Physical Therapy Training

Throughout the span of a lifetime, most people suffer through periods during which their freedom of movement is constrained. For many, this comes from an injury. Anyone who has broken a bone is familiar with months of recovery time during which they must take special measures to perform the daily functions of life. For others, loss of movement comes from aging, disease, or even environmental factors. Physical therapists are the medical professionals who help patients help gain or regain the full range of movement in their bodies. They teach patients how to regain strength, provide therapy in the form of massage and stretching, and consult on further surgery. This is a job that requires expertise and training. There are several methods to get the physical therapy training required for this job.

Most physical therapists get their first taste of physical therapy training at a degree program. Physical therapists are licensed by the states and must attend accredited degree programs. For many this means a masterís degree, which takes two years or more of postgraduate study. Successful candidates may have chosen a degree in a related field, such as in the biological sciences. There are also doctoral degrees in physical therapy. While these take more than three years to complete for most, the extra physical therapy training they provide means a wider range of job opportunities for their graduates. All physical therapy students learn about the normal workings of the body through courses on the musculoskeletal system, human anatomy, and kinesiology. They also study the methods used in treating the body when its functions have been disturbed by illness, disorder, or age. These course titles might include pathophysiology and physical therapy for specific diagnoses. They may cover specific remedies, from orthotics to prosthetics.

On-the-job physical therapy training is an obvious and vital source of learning.

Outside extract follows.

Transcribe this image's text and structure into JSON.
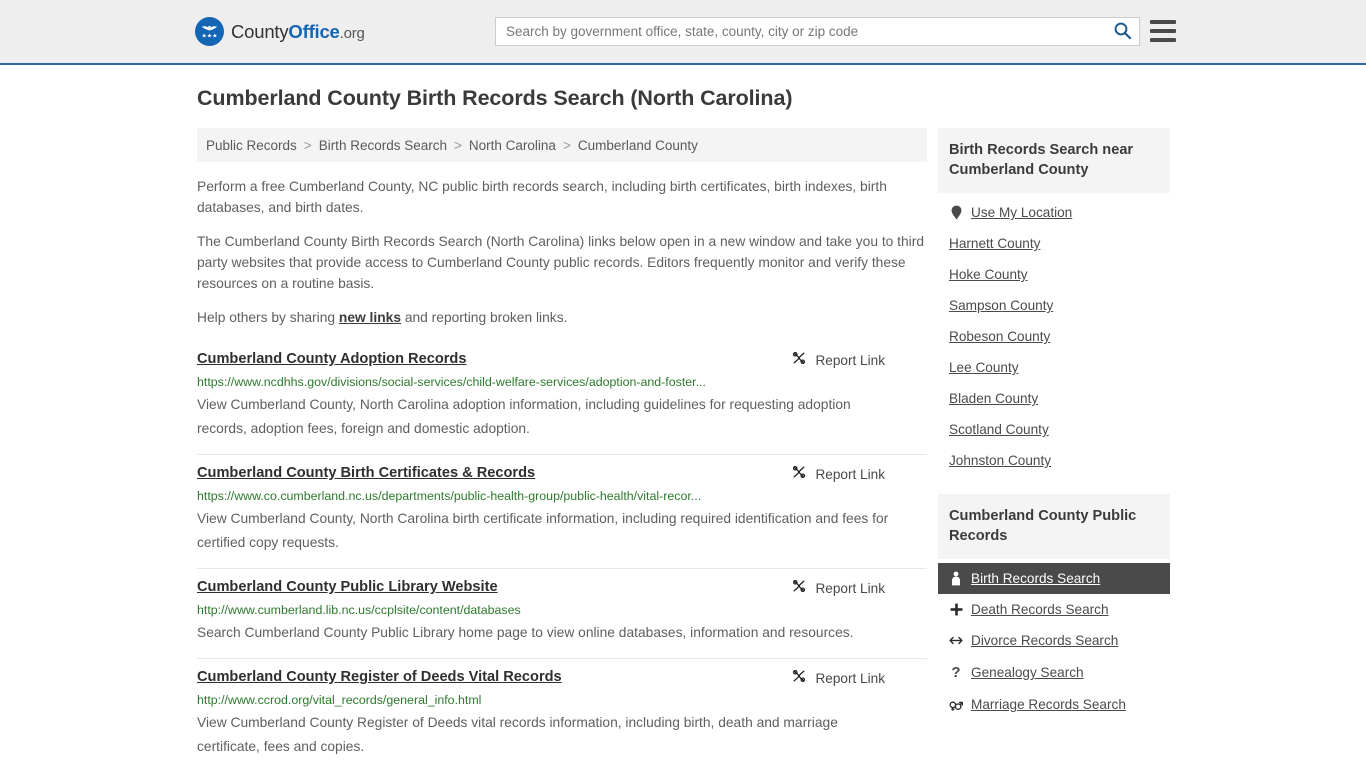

Most degree programs include clinical practice, while many offer internships to their students. Credits are usually granted for internship programs, so they may last three months, six months, or even nine months. Work experience continues when a student works in a postdoctoral situation or is hired on a contingency basis by a hospital while pursuing a license. Work experience is one of the more valuable kinds of physical therapy training because students learn the needs of their employer as well as industrywide practices. Moreover, therapists can prove their mettle in real-life situations while having adequate supervision and backup in the form of their mentor or trainer.

Other valuable sources of physical therapy training are the various national associations for professional physical therapists. Professional associations are private entities comprised of members from the industry, including working physical therapists, professors, and administrators of physical therapy units. Associations offer their members valuable opportunities for continuing physical therapy training. First, they offer classes and lectures to their members. Some have online classes and classroom courses that meet licensing requirements for recertification. Others hold rotating conferences offering lectures on the latest techniques and best practices in physical therapy. Many associations offer grants and scholarships to their members to improve their skills and add degrees. Another important source of education is the publications associations offer to their members. Association publications keep members apprised of changes in government rules and regulations and give them articles by the leading lights of their profession.

Last Updated: 05/22/2014